- [Work item]: Work out how many lines in the data below contain "structured", and state that count with nothing added.

Recorded data
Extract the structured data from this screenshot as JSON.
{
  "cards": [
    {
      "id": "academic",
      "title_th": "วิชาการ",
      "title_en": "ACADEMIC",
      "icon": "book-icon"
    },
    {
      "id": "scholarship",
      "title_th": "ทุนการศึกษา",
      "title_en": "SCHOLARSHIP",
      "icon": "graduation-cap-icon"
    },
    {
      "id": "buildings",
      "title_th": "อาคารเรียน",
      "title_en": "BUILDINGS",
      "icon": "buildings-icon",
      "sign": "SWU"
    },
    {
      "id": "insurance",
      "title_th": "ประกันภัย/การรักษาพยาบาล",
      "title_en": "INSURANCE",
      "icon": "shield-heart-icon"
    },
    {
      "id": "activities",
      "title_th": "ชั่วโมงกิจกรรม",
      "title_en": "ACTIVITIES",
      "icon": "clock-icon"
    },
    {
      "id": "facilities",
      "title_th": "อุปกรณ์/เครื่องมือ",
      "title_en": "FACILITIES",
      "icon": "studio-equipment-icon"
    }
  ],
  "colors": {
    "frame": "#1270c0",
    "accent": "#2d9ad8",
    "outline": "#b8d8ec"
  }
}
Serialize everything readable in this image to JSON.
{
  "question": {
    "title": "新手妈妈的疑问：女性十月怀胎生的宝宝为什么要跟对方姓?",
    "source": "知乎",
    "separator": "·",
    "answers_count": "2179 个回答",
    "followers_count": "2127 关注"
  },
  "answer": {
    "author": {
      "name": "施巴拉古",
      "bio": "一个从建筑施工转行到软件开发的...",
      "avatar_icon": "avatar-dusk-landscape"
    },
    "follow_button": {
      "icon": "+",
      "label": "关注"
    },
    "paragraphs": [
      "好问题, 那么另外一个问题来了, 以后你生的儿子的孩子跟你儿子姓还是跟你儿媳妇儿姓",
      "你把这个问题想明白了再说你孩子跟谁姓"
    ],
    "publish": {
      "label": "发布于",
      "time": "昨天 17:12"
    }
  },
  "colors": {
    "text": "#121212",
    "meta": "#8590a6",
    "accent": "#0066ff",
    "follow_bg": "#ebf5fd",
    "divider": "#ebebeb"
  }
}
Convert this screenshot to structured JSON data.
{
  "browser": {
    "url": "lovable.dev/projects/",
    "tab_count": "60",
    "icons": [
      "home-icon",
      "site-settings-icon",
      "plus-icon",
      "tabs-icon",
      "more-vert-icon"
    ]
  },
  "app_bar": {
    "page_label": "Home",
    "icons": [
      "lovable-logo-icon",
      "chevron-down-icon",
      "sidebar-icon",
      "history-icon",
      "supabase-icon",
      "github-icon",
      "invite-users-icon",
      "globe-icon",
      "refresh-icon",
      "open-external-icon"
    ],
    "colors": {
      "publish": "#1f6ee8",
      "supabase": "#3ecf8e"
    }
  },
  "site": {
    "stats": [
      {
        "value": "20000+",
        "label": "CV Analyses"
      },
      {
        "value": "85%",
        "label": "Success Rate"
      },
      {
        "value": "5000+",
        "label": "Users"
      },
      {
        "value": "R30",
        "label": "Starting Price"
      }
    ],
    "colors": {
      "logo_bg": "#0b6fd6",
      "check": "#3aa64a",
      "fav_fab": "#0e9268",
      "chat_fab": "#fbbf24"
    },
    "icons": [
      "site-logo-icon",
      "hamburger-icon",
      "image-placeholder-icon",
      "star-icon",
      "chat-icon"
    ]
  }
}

- [Task output]: 2